• **Dataset records**:
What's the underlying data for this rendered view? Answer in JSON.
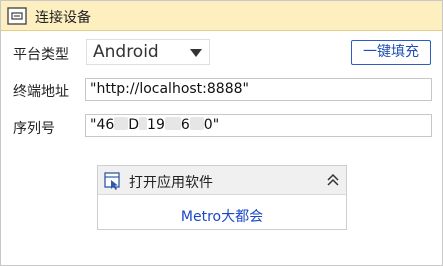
{
  "panel": {
    "title": "连接设备",
    "icon": "device-connect-icon"
  },
  "form": {
    "platform_label": "平台类型",
    "platform_value": "Android",
    "autofill_label": "一键填充",
    "address_label": "终端地址",
    "address_value": "\"http://localhost:8888\"",
    "serial_label": "序列号",
    "serial_parts": [
      "\"46",
      "D",
      "19",
      "6",
      "0\""
    ]
  },
  "subpanel": {
    "title": "打开应用软件",
    "icon": "open-app-icon",
    "app_name": "Metro大都会"
  }
}
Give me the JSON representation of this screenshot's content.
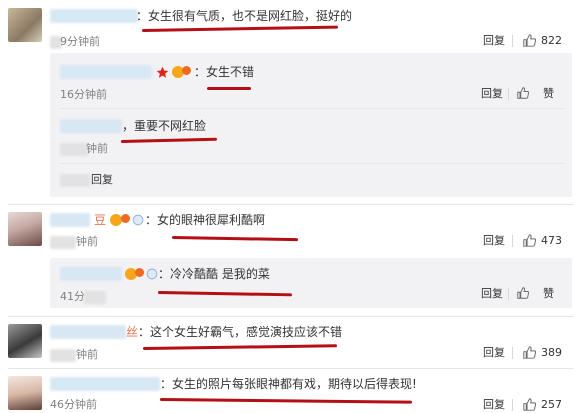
{
  "comments": [
    {
      "text": "：女生很有气质，也不是网红脸，挺好的",
      "time": "9分钟前",
      "reply": "回复",
      "likes": "822",
      "replies": [
        {
          "text": "：女生不错",
          "time": "16分钟前",
          "reply": "回复",
          "likes": "赞"
        },
        {
          "text": "，重要不网红脸",
          "time": "钟前",
          "reply": "",
          "likes": ""
        }
      ],
      "more_reply": "回复"
    },
    {
      "name_suffix": "豆",
      "text": "：女的眼神很犀利酷啊",
      "time": "钟前",
      "reply": "回复",
      "likes": "473",
      "replies": [
        {
          "text": "：冷冷酷酷 是我的菜",
          "time": "41分",
          "reply": "回复",
          "likes": "赞"
        }
      ]
    },
    {
      "name_suffix": "丝",
      "text": "：这个女生好霸气，感觉演技应该不错",
      "time": "钟前",
      "reply": "回复",
      "likes": "389"
    },
    {
      "text": "：女生的照片每张眼神都有戏，期待以后得表现!",
      "time": "46分钟前",
      "reply": "回复",
      "likes": "257"
    }
  ],
  "colors": {
    "reply_bg": "#f2f2f5",
    "underline": "#b30f14",
    "link": "#eb7350"
  }
}
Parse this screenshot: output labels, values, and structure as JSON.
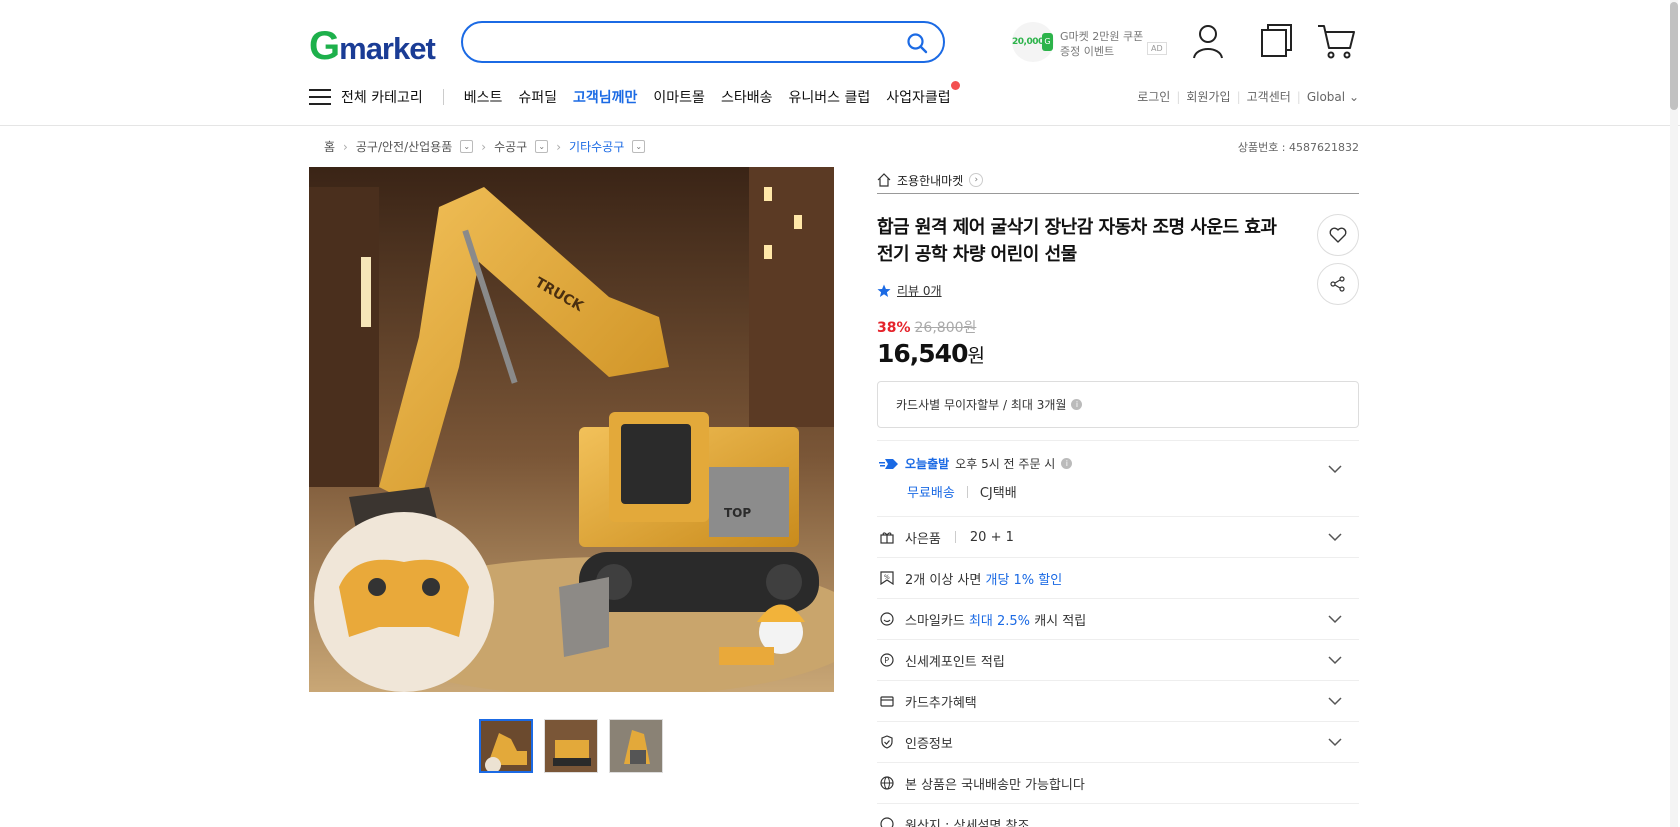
{
  "header": {
    "logo_g": "G",
    "logo_rest": "market",
    "search_placeholder": "",
    "promo": {
      "amount": "20,000",
      "tag": "G",
      "line1": "G마켓 2만원 쿠폰",
      "line2": "증정 이벤트",
      "ad": "AD"
    }
  },
  "nav": {
    "all_categories": "전체 카테고리",
    "items": [
      "베스트",
      "슈퍼딜",
      "고객님께만",
      "이마트몰",
      "스타배송",
      "유니버스 클럽",
      "사업자클럽"
    ],
    "util": [
      "로그인",
      "회원가입",
      "고객센터",
      "Global"
    ]
  },
  "breadcrumb": {
    "home": "홈",
    "levels": [
      "공구/안전/산업용품",
      "수공구",
      "기타수공구"
    ],
    "product_no": "상품번호 : 4587621832"
  },
  "product": {
    "seller": "조용한내마켓",
    "title": "합금 원격 제어 굴삭기 장난감 자동차 조명 사운드 효과 전기 공학 차량 어린이 선물",
    "review": "리뷰 0개",
    "discount_pct": "38%",
    "original_price": "26,800원",
    "price": "16,540",
    "price_unit": "원",
    "installment": "카드사별 무이자할부 / 최대 3개월",
    "image_text_truck": "TRUCK",
    "image_text_top": "TOP"
  },
  "delivery": {
    "today": "오늘출발",
    "cutoff": "오후 5시 전 주문 시",
    "free": "무료배송",
    "carrier": "CJ택배"
  },
  "benefits": {
    "gift_label": "사은품",
    "gift_value": "20 + 1",
    "multi_prefix": "2개 이상 사면",
    "multi_hl": "개당 1% 할인",
    "smile_prefix": "스마일카드",
    "smile_hl": "최대 2.5%",
    "smile_suffix": "캐시 적립",
    "shinsegae": "신세계포인트 적립",
    "card_extra": "카드추가혜택",
    "cert": "인증정보",
    "domestic": "본 상품은 국내배송만 가능합니다",
    "origin": "원산지 : 상세설명 참조"
  },
  "colors": {
    "accent": "#1b6ae4",
    "discount": "#e5232b",
    "brand_green": "#1db04b"
  }
}
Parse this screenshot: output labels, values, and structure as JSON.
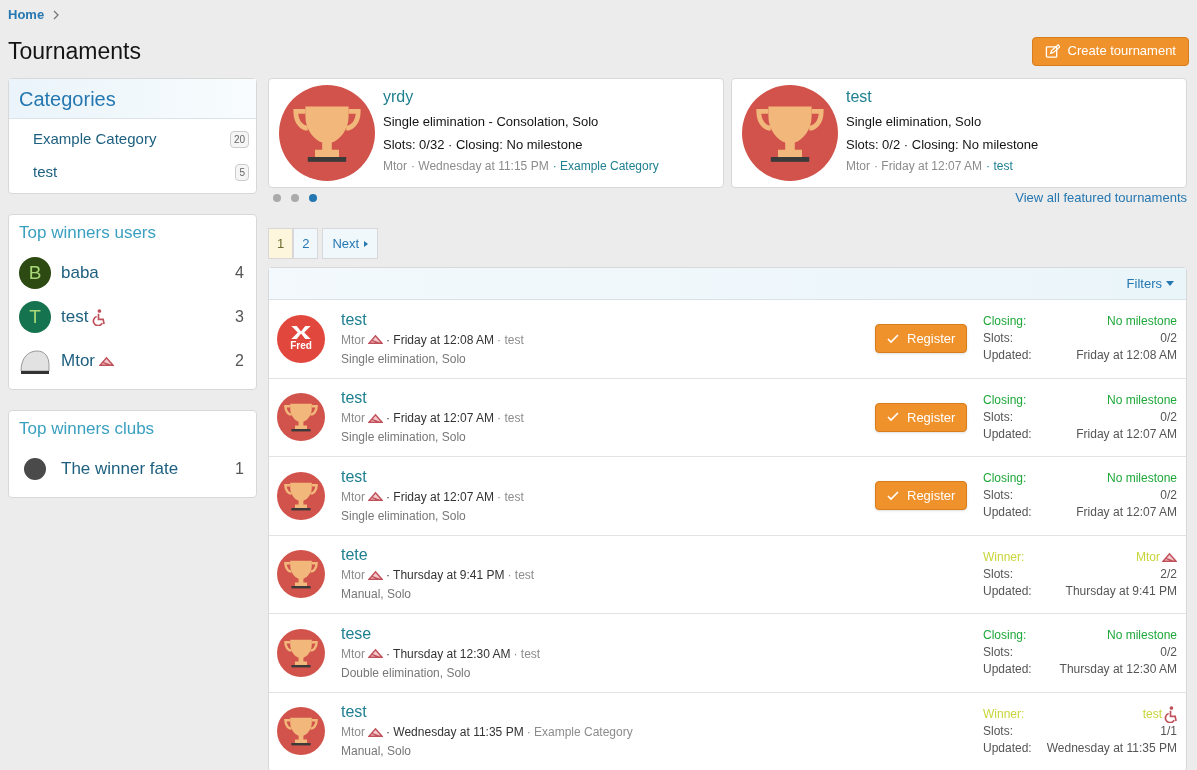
{
  "breadcrumb": [
    "Home"
  ],
  "title": "Tournaments",
  "create_button": "Create tournament",
  "categories": {
    "title": "Categories",
    "items": [
      {
        "label": "Example Category",
        "count": "20"
      },
      {
        "label": "test",
        "count": "5"
      }
    ]
  },
  "top_users": {
    "title": "Top winners users",
    "items": [
      {
        "avatar": {
          "kind": "letter",
          "letter": "B",
          "color": "#2c4a12"
        },
        "name": "baba",
        "count": "4"
      },
      {
        "avatar": {
          "kind": "letter",
          "letter": "T",
          "color": "#16734f"
        },
        "name": "test",
        "badge": {
          "kind": "wheelchair"
        },
        "count": "3"
      },
      {
        "avatar": {
          "kind": "photo"
        },
        "name": "Mtor",
        "badge": {
          "kind": "rank"
        },
        "count": "2"
      }
    ]
  },
  "top_clubs": {
    "title": "Top winners clubs",
    "items": [
      {
        "name": "The winner fate",
        "count": "1"
      }
    ]
  },
  "featured": [
    {
      "title": "yrdy",
      "format": "Single elimination - Consolation, Solo",
      "info": "Slots: 0/32 · Closing: No milestone",
      "author": "Mtor",
      "time": "· Wednesday at 11:15 PM",
      "category": "· Example Category"
    },
    {
      "title": "test",
      "format": "Single elimination, Solo",
      "info": "Slots: 0/2 · Closing: No milestone",
      "author": "Mtor",
      "time": "· Friday at 12:07 AM",
      "category": "· test"
    }
  ],
  "carousel_dots": [
    {
      "selected": false
    },
    {
      "selected": false
    },
    {
      "selected": true
    }
  ],
  "view_all_link": "View all featured tournaments",
  "pagination": {
    "pages": [
      {
        "label": "1",
        "selected": true
      },
      {
        "label": "2",
        "selected": false
      }
    ],
    "next": "Next"
  },
  "filters": "Filters",
  "tournaments": [
    {
      "avatar": {
        "kind": "fred",
        "text": "Fred"
      },
      "title": "test",
      "author": "Mtor",
      "time": "· Friday at 12:08 AM",
      "category": "· test",
      "format": "Single elimination, Solo",
      "register": "Register",
      "status": {
        "kind": "closing",
        "label": "Closing:",
        "value": "No milestone"
      },
      "slots_label": "Slots:",
      "slots": "0/2",
      "updated_label": "Updated:",
      "updated": "Friday at 12:08 AM"
    },
    {
      "avatar": {
        "kind": "trophy"
      },
      "title": "test",
      "author": "Mtor",
      "time": "· Friday at 12:07 AM",
      "category": "· test",
      "format": "Single elimination, Solo",
      "register": "Register",
      "status": {
        "kind": "closing",
        "label": "Closing:",
        "value": "No milestone"
      },
      "slots_label": "Slots:",
      "slots": "0/2",
      "updated_label": "Updated:",
      "updated": "Friday at 12:07 AM"
    },
    {
      "avatar": {
        "kind": "trophy"
      },
      "title": "test",
      "author": "Mtor",
      "time": "· Friday at 12:07 AM",
      "category": "· test",
      "format": "Single elimination, Solo",
      "register": "Register",
      "status": {
        "kind": "closing",
        "label": "Closing:",
        "value": "No milestone"
      },
      "slots_label": "Slots:",
      "slots": "0/2",
      "updated_label": "Updated:",
      "updated": "Friday at 12:07 AM"
    },
    {
      "avatar": {
        "kind": "trophy"
      },
      "title": "tete",
      "author": "Mtor",
      "time": "· Thursday at 9:41 PM",
      "category": "· test",
      "format": "Manual, Solo",
      "status": {
        "kind": "winner",
        "label": "Winner:",
        "value": "Mtor",
        "badge": {
          "kind": "rank"
        }
      },
      "slots_label": "Slots:",
      "slots": "2/2",
      "updated_label": "Updated:",
      "updated": "Thursday at 9:41 PM"
    },
    {
      "avatar": {
        "kind": "trophy"
      },
      "title": "tese",
      "author": "Mtor",
      "time": "· Thursday at 12:30 AM",
      "category": "· test",
      "format": "Double elimination, Solo",
      "status": {
        "kind": "closing",
        "label": "Closing:",
        "value": "No milestone"
      },
      "slots_label": "Slots:",
      "slots": "0/2",
      "updated_label": "Updated:",
      "updated": "Thursday at 12:30 AM"
    },
    {
      "avatar": {
        "kind": "trophy"
      },
      "title": "test",
      "author": "Mtor",
      "time": "· Wednesday at 11:35 PM",
      "category": "· Example Category",
      "format": "Manual, Solo",
      "status": {
        "kind": "winner",
        "label": "Winner:",
        "value": "test",
        "badge": {
          "kind": "wheelchair"
        }
      },
      "slots_label": "Slots:",
      "slots": "1/1",
      "updated_label": "Updated:",
      "updated": "Wednesday at 11:35 PM"
    }
  ]
}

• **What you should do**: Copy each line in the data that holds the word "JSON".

• **Task answer**:
What's the underlying data for this rendered view? Answer in JSON.
Give me the JSON representation of this screenshot's content.
Parse this screenshot: output labels, values, and structure as JSON.
Parse this screenshot: output labels, values, and structure as JSON.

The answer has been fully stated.